# [About this exercise]
The records should be written out in full, with nothing altered.

──────────

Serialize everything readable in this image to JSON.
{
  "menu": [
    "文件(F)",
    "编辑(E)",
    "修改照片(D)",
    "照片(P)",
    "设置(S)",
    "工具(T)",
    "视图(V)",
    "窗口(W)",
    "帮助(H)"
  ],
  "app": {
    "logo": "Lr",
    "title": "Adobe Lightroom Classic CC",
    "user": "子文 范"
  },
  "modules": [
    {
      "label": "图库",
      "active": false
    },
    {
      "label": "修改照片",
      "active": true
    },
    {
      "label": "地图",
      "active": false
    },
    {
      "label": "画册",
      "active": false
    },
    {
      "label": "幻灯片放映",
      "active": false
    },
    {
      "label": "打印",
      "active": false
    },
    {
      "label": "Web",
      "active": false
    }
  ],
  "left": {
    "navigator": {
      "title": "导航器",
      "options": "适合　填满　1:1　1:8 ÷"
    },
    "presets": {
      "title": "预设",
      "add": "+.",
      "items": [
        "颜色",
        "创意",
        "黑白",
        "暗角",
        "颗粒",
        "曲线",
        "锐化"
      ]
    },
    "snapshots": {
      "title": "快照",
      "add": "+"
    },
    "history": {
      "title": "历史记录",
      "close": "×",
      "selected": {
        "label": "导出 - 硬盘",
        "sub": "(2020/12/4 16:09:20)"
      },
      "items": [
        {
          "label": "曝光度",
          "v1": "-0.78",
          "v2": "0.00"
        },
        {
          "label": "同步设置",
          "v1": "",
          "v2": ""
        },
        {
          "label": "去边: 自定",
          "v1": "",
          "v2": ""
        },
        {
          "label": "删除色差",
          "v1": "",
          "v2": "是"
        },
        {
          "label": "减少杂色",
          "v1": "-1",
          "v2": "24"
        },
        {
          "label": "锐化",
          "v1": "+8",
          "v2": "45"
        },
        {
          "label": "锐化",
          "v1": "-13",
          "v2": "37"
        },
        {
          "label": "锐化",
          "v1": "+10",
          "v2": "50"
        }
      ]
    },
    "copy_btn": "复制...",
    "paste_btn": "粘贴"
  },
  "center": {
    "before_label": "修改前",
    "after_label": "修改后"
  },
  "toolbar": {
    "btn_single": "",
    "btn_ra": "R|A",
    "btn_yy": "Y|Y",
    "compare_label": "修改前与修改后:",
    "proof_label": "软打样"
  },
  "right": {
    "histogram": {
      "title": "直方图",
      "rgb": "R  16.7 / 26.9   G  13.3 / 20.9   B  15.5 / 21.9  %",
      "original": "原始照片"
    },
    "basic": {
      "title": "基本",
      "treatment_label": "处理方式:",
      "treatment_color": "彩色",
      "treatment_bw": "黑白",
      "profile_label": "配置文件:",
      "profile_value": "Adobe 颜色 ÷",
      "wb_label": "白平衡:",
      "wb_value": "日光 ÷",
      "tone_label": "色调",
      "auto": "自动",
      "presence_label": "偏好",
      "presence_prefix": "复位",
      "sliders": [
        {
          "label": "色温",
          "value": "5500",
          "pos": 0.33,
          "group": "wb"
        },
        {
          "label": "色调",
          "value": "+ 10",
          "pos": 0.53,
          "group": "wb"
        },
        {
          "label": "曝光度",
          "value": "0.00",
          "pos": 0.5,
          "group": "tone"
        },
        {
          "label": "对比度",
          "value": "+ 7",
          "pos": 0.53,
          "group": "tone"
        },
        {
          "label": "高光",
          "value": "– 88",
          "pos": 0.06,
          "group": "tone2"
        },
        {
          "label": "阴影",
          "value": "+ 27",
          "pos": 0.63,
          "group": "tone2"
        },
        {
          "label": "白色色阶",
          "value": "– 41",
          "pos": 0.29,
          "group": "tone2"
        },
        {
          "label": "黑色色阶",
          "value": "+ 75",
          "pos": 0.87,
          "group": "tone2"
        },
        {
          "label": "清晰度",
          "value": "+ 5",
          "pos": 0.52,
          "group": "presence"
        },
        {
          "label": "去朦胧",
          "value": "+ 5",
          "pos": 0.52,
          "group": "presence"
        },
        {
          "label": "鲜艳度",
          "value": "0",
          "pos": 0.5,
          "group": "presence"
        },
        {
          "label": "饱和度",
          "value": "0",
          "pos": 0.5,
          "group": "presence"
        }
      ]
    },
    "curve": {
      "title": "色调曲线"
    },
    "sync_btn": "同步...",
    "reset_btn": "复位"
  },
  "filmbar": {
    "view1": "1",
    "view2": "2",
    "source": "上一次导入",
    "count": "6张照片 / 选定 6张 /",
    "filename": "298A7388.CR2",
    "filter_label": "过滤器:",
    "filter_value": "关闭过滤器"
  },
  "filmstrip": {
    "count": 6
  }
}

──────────

# [Reply]
Serialize everything readable in this image to JSON.
{
  "menu": [
    "文件(F)",
    "编辑(E)",
    "修改照片(D)",
    "照片(P)",
    "设置(S)",
    "工具(T)",
    "视图(V)",
    "窗口(W)",
    "帮助(H)"
  ],
  "app": {
    "logo": "Lr",
    "title": "Adobe Lightroom Classic CC",
    "user": "子文 范"
  },
  "modules": [
    {
      "label": "图库",
      "active": false
    },
    {
      "label": "修改照片",
      "active": true
    },
    {
      "label": "地图",
      "active": false
    },
    {
      "label": "画册",
      "active": false
    },
    {
      "label": "幻灯片放映",
      "active": false
    },
    {
      "label": "打印",
      "active": false
    },
    {
      "label": "Web",
      "active": false
    }
  ],
  "left": {
    "navigator": {
      "title": "导航器",
      "options": "适合　填满　1:1　1:8 ÷"
    },
    "presets": {
      "title": "预设",
      "add": "+.",
      "items": [
        "颜色",
        "创意",
        "黑白",
        "暗角",
        "颗粒",
        "曲线",
        "锐化"
      ]
    },
    "snapshots": {
      "title": "快照",
      "add": "+"
    },
    "history": {
      "title": "历史记录",
      "close": "×",
      "selected": {
        "label": "导出 - 硬盘",
        "sub": "(2020/12/4 16:09:20)"
      },
      "items": [
        {
          "label": "曝光度",
          "v1": "-0.78",
          "v2": "0.00"
        },
        {
          "label": "同步设置",
          "v1": "",
          "v2": ""
        },
        {
          "label": "去边: 自定",
          "v1": "",
          "v2": ""
        },
        {
          "label": "删除色差",
          "v1": "",
          "v2": "是"
        },
        {
          "label": "减少杂色",
          "v1": "-1",
          "v2": "24"
        },
        {
          "label": "锐化",
          "v1": "+8",
          "v2": "45"
        },
        {
          "label": "锐化",
          "v1": "-13",
          "v2": "37"
        },
        {
          "label": "锐化",
          "v1": "+10",
          "v2": "50"
        }
      ]
    },
    "copy_btn": "复制...",
    "paste_btn": "粘贴"
  },
  "center": {
    "before_label": "修改前",
    "after_label": "修改后"
  },
  "toolbar": {
    "btn_single": "",
    "btn_ra": "R|A",
    "btn_yy": "Y|Y",
    "compare_label": "修改前与修改后:",
    "proof_label": "软打样"
  },
  "right": {
    "histogram": {
      "title": "直方图",
      "rgb": "R  16.7 / 26.9   G  13.3 / 20.9   B  15.5 / 21.9  %",
      "original": "原始照片"
    },
    "basic": {
      "title": "基本",
      "treatment_label": "处理方式:",
      "treatment_color": "彩色",
      "treatment_bw": "黑白",
      "profile_label": "配置文件:",
      "profile_value": "Adobe 颜色 ÷",
      "wb_label": "白平衡:",
      "wb_value": "日光 ÷",
      "tone_label": "色调",
      "auto": "自动",
      "presence_label": "偏好",
      "presence_prefix": "复位",
      "sliders": [
        {
          "label": "色温",
          "value": "5500",
          "pos": 0.33,
          "group": "wb"
        },
        {
          "label": "色调",
          "value": "+ 10",
          "pos": 0.53,
          "group": "wb"
        },
        {
          "label": "曝光度",
          "value": "0.00",
          "pos": 0.5,
          "group": "tone"
        },
        {
          "label": "对比度",
          "value": "+ 7",
          "pos": 0.53,
          "group": "tone"
        },
        {
          "label": "高光",
          "value": "– 88",
          "pos": 0.06,
          "group": "tone2"
        },
        {
          "label": "阴影",
          "value": "+ 27",
          "pos": 0.63,
          "group": "tone2"
        },
        {
          "label": "白色色阶",
          "value": "– 41",
          "pos": 0.29,
          "group": "tone2"
        },
        {
          "label": "黑色色阶",
          "value": "+ 75",
          "pos": 0.87,
          "group": "tone2"
        },
        {
          "label": "清晰度",
          "value": "+ 5",
          "pos": 0.52,
          "group": "presence"
        },
        {
          "label": "去朦胧",
          "value": "+ 5",
          "pos": 0.52,
          "group": "presence"
        },
        {
          "label": "鲜艳度",
          "value": "0",
          "pos": 0.5,
          "group": "presence"
        },
        {
          "label": "饱和度",
          "value": "0",
          "pos": 0.5,
          "group": "presence"
        }
      ]
    },
    "curve": {
      "title": "色调曲线"
    },
    "sync_btn": "同步...",
    "reset_btn": "复位"
  },
  "filmbar": {
    "view1": "1",
    "view2": "2",
    "source": "上一次导入",
    "count": "6张照片 / 选定 6张 /",
    "filename": "298A7388.CR2",
    "filter_label": "过滤器:",
    "filter_value": "关闭过滤器"
  },
  "filmstrip": {
    "count": 6
  }
}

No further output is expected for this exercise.